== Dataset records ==
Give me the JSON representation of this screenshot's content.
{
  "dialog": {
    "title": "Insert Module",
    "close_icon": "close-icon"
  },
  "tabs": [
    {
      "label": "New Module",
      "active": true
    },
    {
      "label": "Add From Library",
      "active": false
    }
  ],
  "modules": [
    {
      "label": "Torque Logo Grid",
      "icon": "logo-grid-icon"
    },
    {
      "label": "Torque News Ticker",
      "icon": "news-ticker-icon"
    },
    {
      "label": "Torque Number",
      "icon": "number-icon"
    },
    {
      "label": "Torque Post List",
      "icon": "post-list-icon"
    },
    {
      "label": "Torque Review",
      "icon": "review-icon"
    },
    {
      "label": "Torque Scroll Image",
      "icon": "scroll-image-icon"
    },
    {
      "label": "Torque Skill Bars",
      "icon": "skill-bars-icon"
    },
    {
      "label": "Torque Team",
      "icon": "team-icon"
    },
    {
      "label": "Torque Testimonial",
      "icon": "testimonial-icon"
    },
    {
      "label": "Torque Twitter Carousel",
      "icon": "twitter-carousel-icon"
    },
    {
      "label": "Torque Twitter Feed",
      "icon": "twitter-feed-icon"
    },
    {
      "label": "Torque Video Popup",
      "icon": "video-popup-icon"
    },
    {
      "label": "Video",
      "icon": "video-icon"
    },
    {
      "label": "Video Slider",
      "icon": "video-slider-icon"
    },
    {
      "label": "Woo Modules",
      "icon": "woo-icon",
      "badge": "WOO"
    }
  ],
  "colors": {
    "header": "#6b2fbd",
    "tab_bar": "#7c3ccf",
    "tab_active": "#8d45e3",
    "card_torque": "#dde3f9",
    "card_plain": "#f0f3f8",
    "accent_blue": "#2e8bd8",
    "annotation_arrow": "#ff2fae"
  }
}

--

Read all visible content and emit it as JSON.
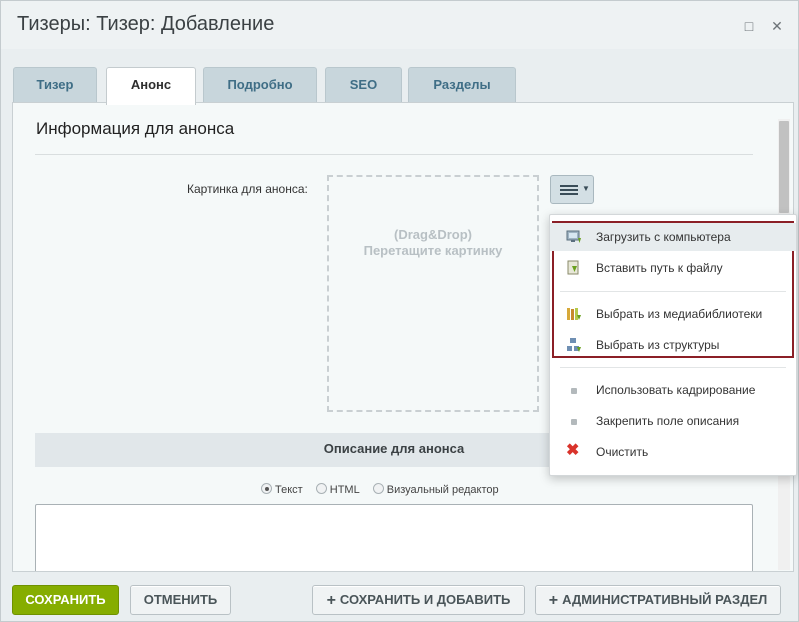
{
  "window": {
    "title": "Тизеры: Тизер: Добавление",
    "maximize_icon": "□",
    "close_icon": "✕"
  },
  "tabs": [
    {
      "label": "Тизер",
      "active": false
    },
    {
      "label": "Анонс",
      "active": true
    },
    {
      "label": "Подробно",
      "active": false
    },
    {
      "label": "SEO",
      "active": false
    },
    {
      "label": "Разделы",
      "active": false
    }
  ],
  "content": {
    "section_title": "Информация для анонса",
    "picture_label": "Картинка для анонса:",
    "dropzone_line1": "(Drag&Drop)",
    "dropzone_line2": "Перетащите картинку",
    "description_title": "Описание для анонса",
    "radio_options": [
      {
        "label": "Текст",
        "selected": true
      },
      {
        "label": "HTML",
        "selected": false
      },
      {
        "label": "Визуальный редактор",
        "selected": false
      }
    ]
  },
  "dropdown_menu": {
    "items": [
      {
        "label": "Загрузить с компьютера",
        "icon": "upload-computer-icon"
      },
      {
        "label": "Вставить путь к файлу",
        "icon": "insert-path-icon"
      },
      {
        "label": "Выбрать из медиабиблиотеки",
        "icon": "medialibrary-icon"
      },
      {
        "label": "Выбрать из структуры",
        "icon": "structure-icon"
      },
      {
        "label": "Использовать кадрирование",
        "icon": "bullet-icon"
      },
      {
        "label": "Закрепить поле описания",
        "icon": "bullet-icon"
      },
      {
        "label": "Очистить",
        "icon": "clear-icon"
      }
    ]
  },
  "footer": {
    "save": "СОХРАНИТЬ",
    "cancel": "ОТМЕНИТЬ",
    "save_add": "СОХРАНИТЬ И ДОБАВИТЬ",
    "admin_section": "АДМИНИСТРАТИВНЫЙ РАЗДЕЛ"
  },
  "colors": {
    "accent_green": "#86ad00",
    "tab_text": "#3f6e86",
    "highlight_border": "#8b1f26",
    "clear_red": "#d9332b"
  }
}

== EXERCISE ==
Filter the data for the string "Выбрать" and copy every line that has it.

== SOLUTION FOR THIS PROBLEM ==
        "label": "Выбрать из медиабиблиотеки",
        "label": "Выбрать из структуры",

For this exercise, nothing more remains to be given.